↓↓↓

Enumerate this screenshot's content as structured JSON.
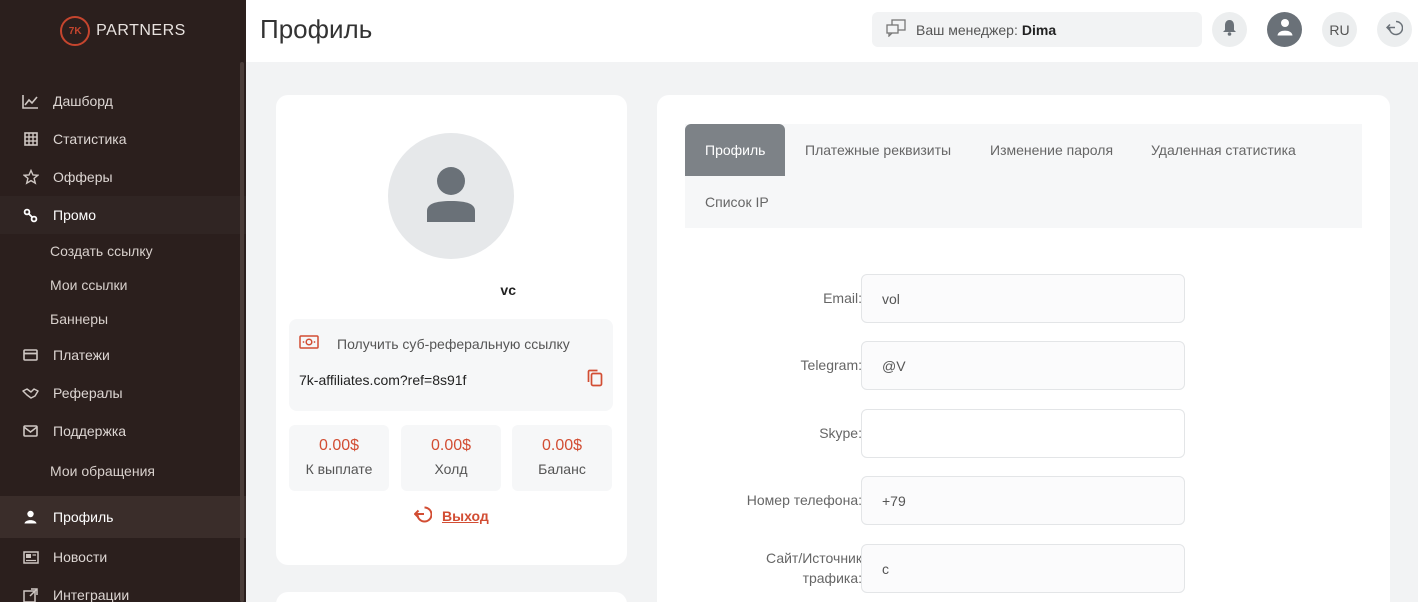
{
  "app": {
    "logo_mark": "7K",
    "logo_text": "PARTNERS",
    "brand_color": "#d24d33"
  },
  "sidebar": {
    "items": [
      {
        "label": "Дашборд",
        "icon": "chart-line-icon"
      },
      {
        "label": "Статистика",
        "icon": "grid-icon"
      },
      {
        "label": "Офферы",
        "icon": "star-icon"
      },
      {
        "label": "Промо",
        "icon": "percent-icon"
      },
      {
        "label": "Создать ссылку"
      },
      {
        "label": "Мои ссылки"
      },
      {
        "label": "Баннеры"
      },
      {
        "label": "Платежи",
        "icon": "card-icon"
      },
      {
        "label": "Рефералы",
        "icon": "handshake-icon"
      },
      {
        "label": "Поддержка",
        "icon": "mail-icon"
      },
      {
        "label": "Мои обращения"
      },
      {
        "label": "Профиль",
        "icon": "user-icon"
      },
      {
        "label": "Новости",
        "icon": "news-icon"
      },
      {
        "label": "Интеграции",
        "icon": "integration-icon"
      }
    ]
  },
  "header": {
    "title": "Профиль",
    "manager_label": "Ваш менеджер:",
    "manager_name": "Dima",
    "lang": "RU"
  },
  "profile": {
    "username": "vc",
    "ref_title": "Получить суб-реферальную ссылку",
    "ref_link": "7k-affiliates.com?ref=8s91f",
    "stats": [
      {
        "value": "0.00$",
        "label": "К выплате"
      },
      {
        "value": "0.00$",
        "label": "Холд"
      },
      {
        "value": "0.00$",
        "label": "Баланс"
      }
    ],
    "logout_label": "Выход"
  },
  "tabs": [
    {
      "label": "Профиль",
      "active": true
    },
    {
      "label": "Платежные реквизиты"
    },
    {
      "label": "Изменение пароля"
    },
    {
      "label": "Удаленная статистика"
    },
    {
      "label": "Список IP"
    }
  ],
  "form": {
    "fields": [
      {
        "label": "Email:",
        "value": "vol"
      },
      {
        "label": "Telegram:",
        "value": "@V"
      },
      {
        "label": "Skype:",
        "value": ""
      },
      {
        "label": "Номер телефона:",
        "value": "+79"
      },
      {
        "label": "Сайт/Источник трафика:",
        "value": "c"
      }
    ]
  }
}
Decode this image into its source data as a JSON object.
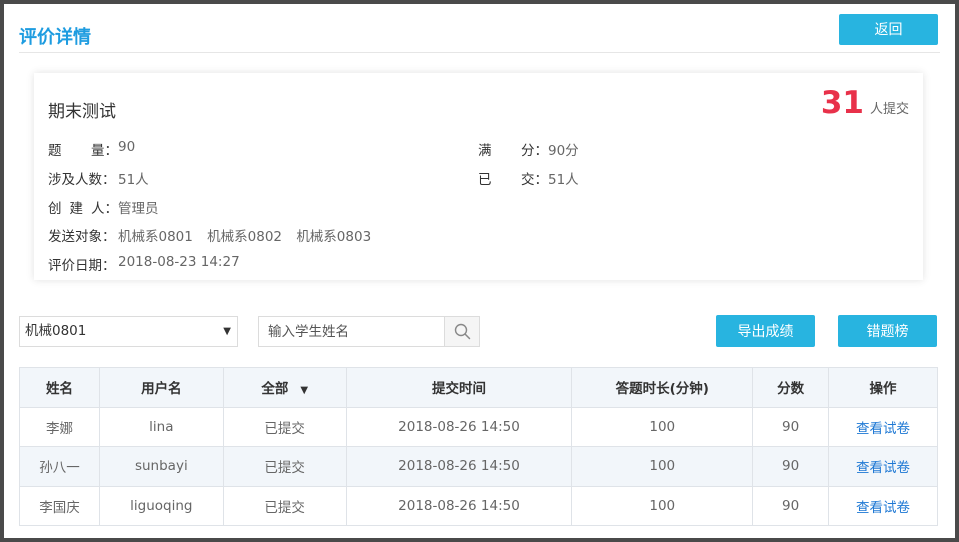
{
  "header": {
    "title": "评价详情",
    "back_label": "返回"
  },
  "exam": {
    "name": "期末测试",
    "submit_count": "31",
    "submit_unit": "人提交",
    "question_count_label_a": "题",
    "question_count_label_b": "量",
    "question_count": "90",
    "full_score_label_a": "满",
    "full_score_label_b": "分",
    "full_score": "90分",
    "involved_label": "涉及人数",
    "involved": "51人",
    "submitted_label_a": "已",
    "submitted_label_b": "交",
    "submitted": "51人",
    "creator_label_a": "创",
    "creator_label_b": "建",
    "creator_label_c": "人",
    "creator": "管理员",
    "targets_label": "发送对象",
    "targets": [
      "机械系0801",
      "机械系0802",
      "机械系0803"
    ],
    "date_label": "评价日期",
    "date": "2018-08-23 14:27",
    "colon": "："
  },
  "filters": {
    "class_selected": "机械0801",
    "search_placeholder": "输入学生姓名",
    "export_label": "导出成绩",
    "wrong_label": "错题榜"
  },
  "table": {
    "headers": {
      "name": "姓名",
      "username": "用户名",
      "status": "全部",
      "submit_time": "提交时间",
      "duration": "答题时长(分钟)",
      "score": "分数",
      "action": "操作"
    },
    "rows": [
      {
        "name": "李娜",
        "username": "lina",
        "status": "已提交",
        "submit_time": "2018-08-26 14:50",
        "duration": "100",
        "score": "90",
        "action": "查看试卷"
      },
      {
        "name": "孙八一",
        "username": "sunbayi",
        "status": "已提交",
        "submit_time": "2018-08-26 14:50",
        "duration": "100",
        "score": "90",
        "action": "查看试卷"
      },
      {
        "name": "李国庆",
        "username": "liguoqing",
        "status": "已提交",
        "submit_time": "2018-08-26 14:50",
        "duration": "100",
        "score": "90",
        "action": "查看试卷"
      }
    ]
  },
  "colors": {
    "accent": "#28b4e0",
    "title": "#1e9ce0",
    "count": "#e8314a",
    "link": "#1e78d4"
  }
}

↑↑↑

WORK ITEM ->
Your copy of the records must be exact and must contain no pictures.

YOUR RESPONSE ->
Enumerate this screenshot's content as structured JSON.
{
  "app": {
    "logo_mark": "7K",
    "logo_text": "PARTNERS",
    "brand_color": "#d24d33"
  },
  "sidebar": {
    "items": [
      {
        "label": "Дашборд",
        "icon": "chart-line-icon"
      },
      {
        "label": "Статистика",
        "icon": "grid-icon"
      },
      {
        "label": "Офферы",
        "icon": "star-icon"
      },
      {
        "label": "Промо",
        "icon": "percent-icon"
      },
      {
        "label": "Создать ссылку"
      },
      {
        "label": "Мои ссылки"
      },
      {
        "label": "Баннеры"
      },
      {
        "label": "Платежи",
        "icon": "card-icon"
      },
      {
        "label": "Рефералы",
        "icon": "handshake-icon"
      },
      {
        "label": "Поддержка",
        "icon": "mail-icon"
      },
      {
        "label": "Мои обращения"
      },
      {
        "label": "Профиль",
        "icon": "user-icon"
      },
      {
        "label": "Новости",
        "icon": "news-icon"
      },
      {
        "label": "Интеграции",
        "icon": "integration-icon"
      }
    ]
  },
  "header": {
    "title": "Профиль",
    "manager_label": "Ваш менеджер:",
    "manager_name": "Dima",
    "lang": "RU"
  },
  "profile": {
    "username": "vc",
    "ref_title": "Получить суб-реферальную ссылку",
    "ref_link": "7k-affiliates.com?ref=8s91f",
    "stats": [
      {
        "value": "0.00$",
        "label": "К выплате"
      },
      {
        "value": "0.00$",
        "label": "Холд"
      },
      {
        "value": "0.00$",
        "label": "Баланс"
      }
    ],
    "logout_label": "Выход"
  },
  "tabs": [
    {
      "label": "Профиль",
      "active": true
    },
    {
      "label": "Платежные реквизиты"
    },
    {
      "label": "Изменение пароля"
    },
    {
      "label": "Удаленная статистика"
    },
    {
      "label": "Список IP"
    }
  ],
  "form": {
    "fields": [
      {
        "label": "Email:",
        "value": "vol"
      },
      {
        "label": "Telegram:",
        "value": "@V"
      },
      {
        "label": "Skype:",
        "value": ""
      },
      {
        "label": "Номер телефона:",
        "value": "+79"
      },
      {
        "label": "Сайт/Источник трафика:",
        "value": "c"
      }
    ]
  }
}
Decode this image into its source data as a JSON object.
{
  "header": {
    "title": "评价详情",
    "back_label": "返回"
  },
  "exam": {
    "name": "期末测试",
    "submit_count": "31",
    "submit_unit": "人提交",
    "question_count_label_a": "题",
    "question_count_label_b": "量",
    "question_count": "90",
    "full_score_label_a": "满",
    "full_score_label_b": "分",
    "full_score": "90分",
    "involved_label": "涉及人数",
    "involved": "51人",
    "submitted_label_a": "已",
    "submitted_label_b": "交",
    "submitted": "51人",
    "creator_label_a": "创",
    "creator_label_b": "建",
    "creator_label_c": "人",
    "creator": "管理员",
    "targets_label": "发送对象",
    "targets": [
      "机械系0801",
      "机械系0802",
      "机械系0803"
    ],
    "date_label": "评价日期",
    "date": "2018-08-23 14:27",
    "colon": "："
  },
  "filters": {
    "class_selected": "机械0801",
    "search_placeholder": "输入学生姓名",
    "export_label": "导出成绩",
    "wrong_label": "错题榜"
  },
  "table": {
    "headers": {
      "name": "姓名",
      "username": "用户名",
      "status": "全部",
      "submit_time": "提交时间",
      "duration": "答题时长(分钟)",
      "score": "分数",
      "action": "操作"
    },
    "rows": [
      {
        "name": "李娜",
        "username": "lina",
        "status": "已提交",
        "submit_time": "2018-08-26 14:50",
        "duration": "100",
        "score": "90",
        "action": "查看试卷"
      },
      {
        "name": "孙八一",
        "username": "sunbayi",
        "status": "已提交",
        "submit_time": "2018-08-26 14:50",
        "duration": "100",
        "score": "90",
        "action": "查看试卷"
      },
      {
        "name": "李国庆",
        "username": "liguoqing",
        "status": "已提交",
        "submit_time": "2018-08-26 14:50",
        "duration": "100",
        "score": "90",
        "action": "查看试卷"
      }
    ]
  },
  "colors": {
    "accent": "#28b4e0",
    "title": "#1e9ce0",
    "count": "#e8314a",
    "link": "#1e78d4"
  }
}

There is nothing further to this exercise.